Wendy Curry, a bi and animal rescue activist, and her friends Michael Page and Gigi Raven Wilbur, came together are responsible for Bisexual Visibility Day or September 23. Wendy says the idea came when they were sitting around venting at an annual bi convention when Gigi Raven suggested they have a party: "We all loved the great bisexual, Freddie Mercury. His birthday was in September, so why not Sept? We wanted a weekend day to ensure the most people would do something. Gigi's birthday was September 23. It fell on a weekend day, so poof! We had a day." Bi visibility day is now celebrated worldwide and used to bring visibility to bisexuals around the world. Now she is the president of BiNet USA, the oldest national bisexual support network in the United States were she was previously vice president and secretary.
Brenda Howard is known as the mother of pride. A year after the revolutionary Stonewall riots marked the beginning of the liberation movement, she organized the Christopher Street Liberation Day March, the first pride parade in the world. Her efforts encouraged other cities and countries to hold similar events still taking place today. She was also active in the fight against the Vietnam war and the feminist movement. In the 970s, she chaired the Gay Activists Alliance, she successfully lobbied for LGBT rights laws in New York City, in 1987, she co-founded the New York Area Bisexual Network, as well as opened the first chapter of AA specifically for bi people, and participated in rallies and events for people living with HIV/AIDS. Brenda was a huge figure during the liberation movement and helped created a space for bisexual people when most were focused on gay men and lesbians. She dies in 2005 of colon cancer.
Stephen Donaldson was an LGBTQ+ and prison reform activist. He's rarely recognized for what he's done for the community, probably due to his numerous arrests and eccentric behavior. He began the country's first student gay rights group at Columbia University in 1967, before the liberation movement. He was the first sailor to contest a discharge for homosexual conduct after a letter he sent talking about his sexual experiences with both men and women to his former shipmate was stolen and turned into the Naval Investigative Service.
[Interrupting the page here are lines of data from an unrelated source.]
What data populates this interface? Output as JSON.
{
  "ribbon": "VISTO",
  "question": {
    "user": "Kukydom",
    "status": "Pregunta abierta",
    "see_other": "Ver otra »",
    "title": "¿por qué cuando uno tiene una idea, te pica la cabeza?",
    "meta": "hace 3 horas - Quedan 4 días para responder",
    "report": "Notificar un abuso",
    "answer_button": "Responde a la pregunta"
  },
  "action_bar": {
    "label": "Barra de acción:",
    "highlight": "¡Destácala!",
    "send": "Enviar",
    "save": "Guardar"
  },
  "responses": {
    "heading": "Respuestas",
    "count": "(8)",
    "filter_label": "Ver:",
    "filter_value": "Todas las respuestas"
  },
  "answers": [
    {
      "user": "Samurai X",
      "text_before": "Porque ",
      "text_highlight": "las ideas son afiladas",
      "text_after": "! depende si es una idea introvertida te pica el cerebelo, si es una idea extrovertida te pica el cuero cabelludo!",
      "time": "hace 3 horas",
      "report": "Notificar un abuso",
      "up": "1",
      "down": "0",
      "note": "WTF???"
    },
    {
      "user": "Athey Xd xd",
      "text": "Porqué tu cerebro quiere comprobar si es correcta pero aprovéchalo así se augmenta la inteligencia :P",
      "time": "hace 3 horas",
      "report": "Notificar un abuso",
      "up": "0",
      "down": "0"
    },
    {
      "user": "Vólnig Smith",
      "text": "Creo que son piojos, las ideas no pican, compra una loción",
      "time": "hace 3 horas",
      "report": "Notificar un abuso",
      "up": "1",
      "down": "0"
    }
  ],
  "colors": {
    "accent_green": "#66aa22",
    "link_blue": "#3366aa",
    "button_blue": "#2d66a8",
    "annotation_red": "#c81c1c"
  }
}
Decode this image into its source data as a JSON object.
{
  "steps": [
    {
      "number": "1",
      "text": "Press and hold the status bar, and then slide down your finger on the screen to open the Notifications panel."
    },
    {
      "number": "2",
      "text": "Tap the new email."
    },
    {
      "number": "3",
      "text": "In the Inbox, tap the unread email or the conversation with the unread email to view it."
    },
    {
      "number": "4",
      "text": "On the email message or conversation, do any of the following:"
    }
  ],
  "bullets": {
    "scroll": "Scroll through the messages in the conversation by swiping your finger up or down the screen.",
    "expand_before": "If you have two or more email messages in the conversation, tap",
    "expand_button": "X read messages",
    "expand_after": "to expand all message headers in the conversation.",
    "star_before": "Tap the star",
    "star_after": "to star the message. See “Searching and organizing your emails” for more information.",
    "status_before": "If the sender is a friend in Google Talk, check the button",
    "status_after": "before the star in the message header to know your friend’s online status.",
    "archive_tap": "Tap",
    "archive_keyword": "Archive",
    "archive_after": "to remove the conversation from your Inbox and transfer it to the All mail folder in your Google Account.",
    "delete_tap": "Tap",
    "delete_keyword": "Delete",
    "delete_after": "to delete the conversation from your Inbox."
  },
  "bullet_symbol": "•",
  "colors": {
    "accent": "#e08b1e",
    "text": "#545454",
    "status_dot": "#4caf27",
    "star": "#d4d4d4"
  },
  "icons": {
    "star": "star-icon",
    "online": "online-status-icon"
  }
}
He was a significant figure in normalizing and including bisexuality within the liberation movement. He was heavily involved in the New York bisexual movement in the mid-70s. He died in 1996 of AIDS.